You are currently browsing the monthly archive for August 2012.

Each of us has a moment in our lives where we demonstrate bravery in the face of a very difficult situation.  Still, there are those other moments that haunt us long after the situation has ended. You know, the ones that make you continue to kick yourself over and over again for not having the courage to deal with a particular situation and/or person when they were blatantly and/or publicly disrespecting you or someone you love.  Years after the fact, you wished you had punched them or, at the very least, leveled them with harsh words.

Instead, you just stood there or, even worse, cried.  Ten, twenty, thirty or more years later, you still have not lived it down.  Even if there is no one around who witnessed or even remembers the incident, you just can’t move forward.  Simply stated, you want a do-over.  You want a chance to do or say all the things you said in your mind two-hours later when you got home.  You want a chance to do or say all the things you told everyone you had already said or done during the encounter but, in reality, had not.
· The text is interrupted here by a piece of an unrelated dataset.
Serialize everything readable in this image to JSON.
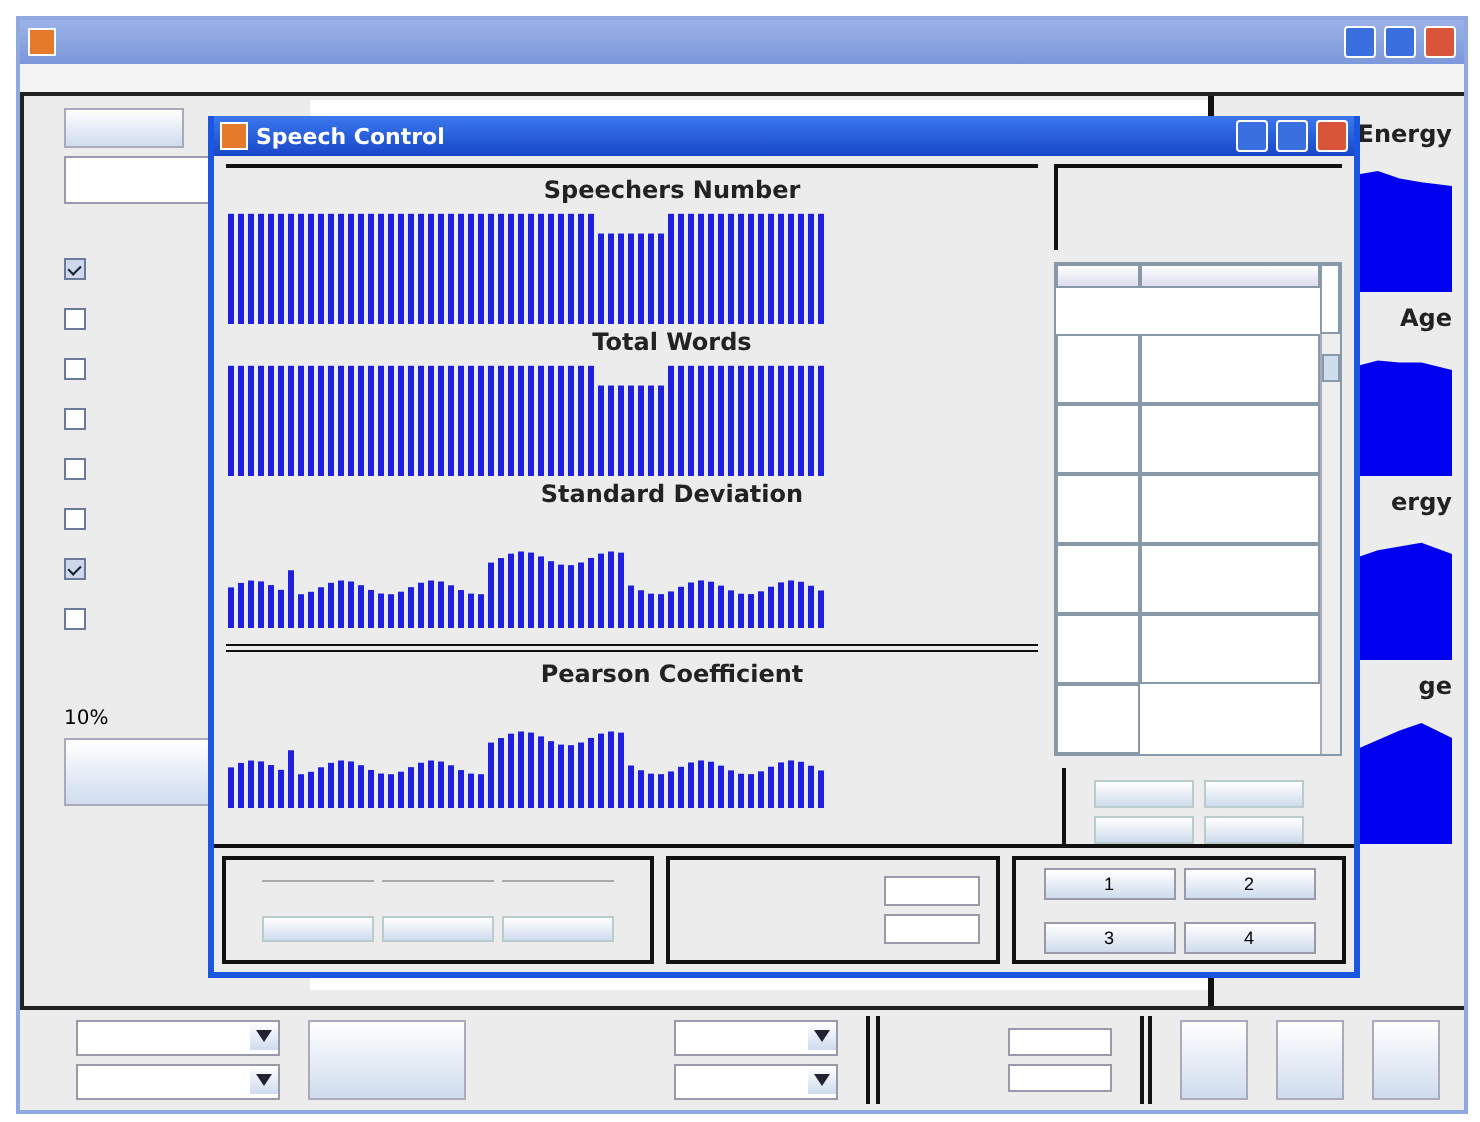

Take comfort.  You are not alone.  Most of us regret our lack of action and/or proper response in one situation or another on any given day.  Try to remember that true courage is not found in treating every battle the same or returning fire even to a well deserved villain.  Sometimes, it comes from being able to move forward even when it is painful to do so.  Let it go.  Move on.  Sometimes, real courage is found by simply walking away.  Can anybody hear me?

We tend to overuse the term “friend” when we, in fact, mean people we are acquainted with, eat lunch with, share common seating areas at work with, laugh with, etc.  However, a friend—indeed, friendship itself—entails so much more.

Friendship embodies systems of relationships between people, organizations or countries that are characterized by mutual trust, assistance, approval, support and respect. Nevertheless, we tend to refer to others as friends, even when they have yet to show all (or sometimes any) of the above mentioned criteria.  In fact, we go so far as to call individuals friends when we barely know them at all.  Can we be surprised when these same people fail to live up to our expectations?  No.  We cannot.  We gave a title of kinship to people who had not earned it.  While they may have surprised us and lived up to it, us being hurt was a far more likely conclusion.

This is not to imply that friends will never hurt you.  However, a friend, or rather a real friend, should have your best interest at heart, even (or maybe especially) on those occasions when you don’t even have your own best interest at heart.  Can anybody hear me?

It seems as though we are constantly inundated with self-help books targeted at women—each authored by men with no credentials other than being male.  Somehow, by that status, they are able to tell women how to trick, trap, hold, keep, etc other men.

After reading more than my fair share of these mind numbing attempts at brainwashing females into twisting, contorting and otherwise rebirthing themselves in order to gain desired male company (see The King of Masks), I have had it!  I have come to the conclusion that I would rather be single!

Does anyone remember the days of old…where men decided they wanted a wife while they were yet completing high school and well before the completion of higher education?  Do we remember how they tailored their dating specifically towards the search for wife and not just to see how many illicit children they could father without any other contribution outside of spermatozoa?

By prom time, he had it already figured out.  You were the girl for him.  All he had to do was graduate and become gainfully employed in order to secure a home for his intended.   He already had a car.  It wasn’t the flashiest model but, it still looked pretty good when he escorted you about town.

That was when men and women looked forward to getting married and there wasn’t so much discussion about so-called gold-diggers other than in reference to individuals who literally dug gold for living.  That was when men were real men, and looked forward to taking care of his wife and children, instead of resenting it.  Men understood what was expected of them and were not upset to demonstrate financial success before taking a wife.  This he did before asking for her hand from her father.

Nowadays, when a woman even attempts to seek financial information from a man, she is labeled as greedy and/or a gold-digger instead of as an individual concerned for herself and the welfare of future children.  I think I like the ideology of so-called third world countries, where people are more honest.  The families decide on a dowry long before any wedding will take place.  Each family knows what is expected of them, and the bride and groom each know their respective roles.

But, I digress.  I guess women’s liberation sealed our fate.  Instead of focusing on equality in salary for same-level employment, women focused on equality in maleness, often taking jobs that were allocated for men if for no other reason than the sheer bodily strength required to perform the task.  Can we at least admit that men’s bodies are built differently from that of female’s bodies?  Can we admit that each sex has a different — not lesser/greater than — role on this earth?   What was wrong with that?

Today, it is nothing to see women sweating it out on construction sites.  Sadly, it is also nothing to see men seated while women stand above them on buses, trains etc.; for men to sit back while their dates pay the tab for the date; for men to move in with women and be completely financially supported by their girlfriends/wives; for men to stay at home while their wives go out to earn a living for the family, etc.  If you’ve trapped that kind of a male, (I just can’t call that a man in all good conscious), don’t try to think like him.  Throw him back!

Is this what women really wanted when they said they wanted equal rights?  Can anybody hear me?